Finn chased and found the pair and they bravely faced their judgement. However, rather than killing them, Finn made peace with the couple, having overheard Gráinne complain to her father about the marriage, and Diarmuid returned to his service.
However, Finn could still be a vengeful man. Years later, when Diarmuid was injured in a boar attack, Finn chose to let him die. Finn was said to have miraculous powers of healing and could have helped his lieutenant, but instead chose to punish him through inaction.
Death of Finn McCool
There are many stories of the death of Finn McCool. Like King Arthur, many traditions believe that Finn McCool is not dead but simply resting with the rest of the Fianna in a cave, somewhere in the Sheebeg and Sheemore hills. The tribe and its leader will only wake up when the Dord Fiann, the hunting horn of the tribe, is blown three times, to defend Ireland in its darkest hour.
Another account written by the poet Cineadhúa Hartacáin talks about how Finn was killed by Aiclech mac Dubdrenn in a battle in County Meath in eastern Ireland. Defeated in battle, the legendary warrior was beheaded and his warriors scattered.
Yet another account claims that the warrior lived till old age and died while jumping the river Boyne, where he had caught the famous salmon many years before. Slipping, he accidentally banged his head on a rock and drowned. His body was carried downstream to Aiclech, who cut off his head to confirm he was dead.
There are many more stories and traditions about this great warrior and hunter, and the companions who travelled with him. Whatever the truth behind them, Finn McCool’s legendary adventures offer a tantalizing glimpse into Irish history.

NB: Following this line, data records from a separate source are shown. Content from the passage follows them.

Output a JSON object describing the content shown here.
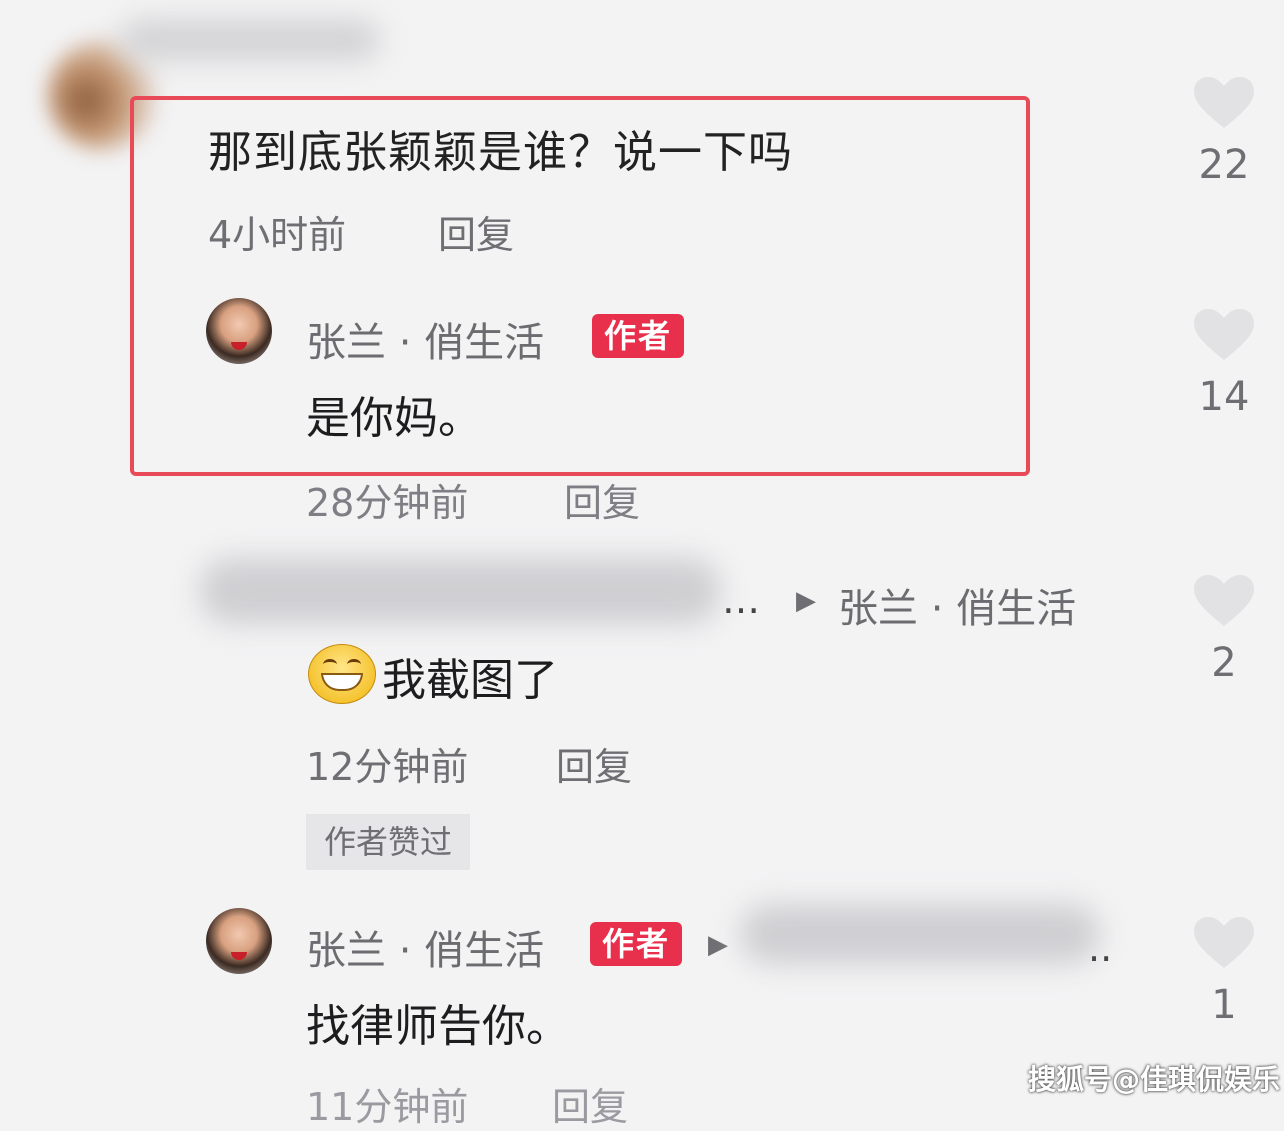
{
  "comment_top": {
    "text": "那到底张颖颖是谁？说一下吗",
    "time": "4小时前",
    "reply_label": "回复",
    "likes": "22"
  },
  "reply_1": {
    "author": "张兰 · 俏生活",
    "badge": "作者",
    "text": "是你妈。",
    "time": "28分钟前",
    "reply_label": "回复",
    "likes": "14"
  },
  "reply_2": {
    "author_blurred": "…",
    "reply_to": "张兰 · 俏生活",
    "text": "我截图了",
    "time": "12分钟前",
    "reply_label": "回复",
    "liked_tag": "作者赞过",
    "likes": "2"
  },
  "reply_3": {
    "author": "张兰 · 俏生活",
    "badge": "作者",
    "reply_to_blurred": "..",
    "text": "找律师告你。",
    "time": "11分钟前",
    "reply_label": "回复",
    "likes": "1"
  },
  "watermark": "搜狐号@佳琪侃娱乐",
  "icons": {
    "like": "heart-icon",
    "arrow": "play-arrow-icon",
    "emoji": "grin-emoji-icon"
  },
  "colors": {
    "highlight_border": "#e84a58",
    "author_badge": "#e8304c"
  }
}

Many of the stories of Finn McCool also made their way into later Arthurian traditions. The secret tryst between Finn’s parents, the education by druids, and even the stories of his eternal slumber until his country needs him: all were recycled into tales of King Arthur.
Much of the world the man lived in has been lost to time. But with these stories and with the magnificent Giant’s Causeway to serve as a reminder, at least one link to the past, about which so much has been forgotten, remains unbroken.

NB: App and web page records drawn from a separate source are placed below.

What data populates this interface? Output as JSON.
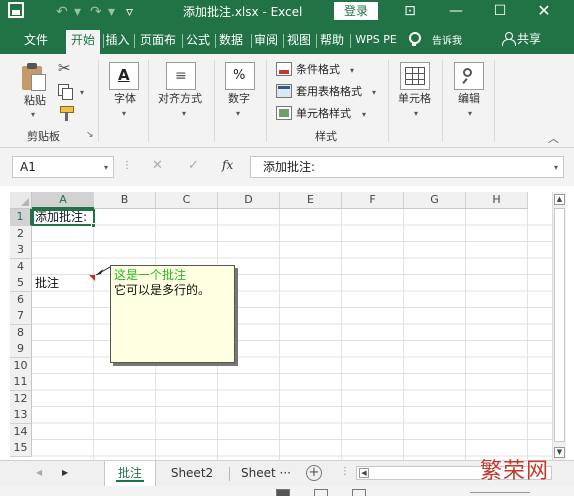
{
  "window": {
    "title": "添加批注.xlsx - Excel",
    "login_button": "登录",
    "theme_color": "#217346"
  },
  "quick_access": {
    "icons": [
      "save-icon",
      "undo-icon",
      "redo-icon",
      "customize-icon"
    ]
  },
  "ribbon_tabs": [
    {
      "label": "文件"
    },
    {
      "label": "开始",
      "active": true
    },
    {
      "label": "插入"
    },
    {
      "label": "页面布"
    },
    {
      "label": "公式"
    },
    {
      "label": "数据"
    },
    {
      "label": "审阅"
    },
    {
      "label": "视图"
    },
    {
      "label": "帮助"
    },
    {
      "label": "WPS PE"
    }
  ],
  "tell_me": {
    "label": "告诉我"
  },
  "share": {
    "label": "共享"
  },
  "ribbon": {
    "clipboard": {
      "paste": "粘贴",
      "group_label": "剪贴板",
      "launcher": "↘"
    },
    "font": {
      "icon_text": "A",
      "label": "字体"
    },
    "alignment": {
      "icon_text": "≡",
      "label": "对齐方式"
    },
    "number": {
      "icon_text": "%",
      "label": "数字"
    },
    "styles": {
      "conditional_formatting": "条件格式",
      "format_as_table": "套用表格格式",
      "cell_styles": "单元格样式",
      "group_label": "样式"
    },
    "cells": {
      "label": "单元格"
    },
    "editing": {
      "label": "编辑"
    }
  },
  "formula_bar": {
    "name_box": "A1",
    "content": "添加批注:"
  },
  "sheet": {
    "columns": [
      "A",
      "B",
      "C",
      "D",
      "E",
      "F",
      "G",
      "H"
    ],
    "selected_column": "A",
    "rows": [
      "1",
      "2",
      "3",
      "4",
      "5",
      "6",
      "7",
      "8",
      "9",
      "10",
      "11",
      "12",
      "13",
      "14",
      "15"
    ],
    "selected_row": "1",
    "active_cell": "A1",
    "cells": {
      "A1": "添加批注:",
      "A5": "批注"
    },
    "comment": {
      "cell": "A5",
      "author": "这是一个批注",
      "body": "它可以是多行的。",
      "author_color": "#22bb22",
      "fill_color": "#ffffe1",
      "indicator_color": "#e02020"
    }
  },
  "sheet_tabs": {
    "tabs": [
      {
        "label": "批注",
        "active": true
      },
      {
        "label": "Sheet2"
      },
      {
        "label": "Sheet"
      }
    ],
    "overflow": "···",
    "add_sheet": "+",
    "more": "⋮"
  },
  "watermark": {
    "text": "繁荣网"
  }
}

Top Image: Many of the stories about Finn McCool also appear in Arthurian legend. Source: Dimart_Graphics / Adobe Stock.
By Bipin Dimri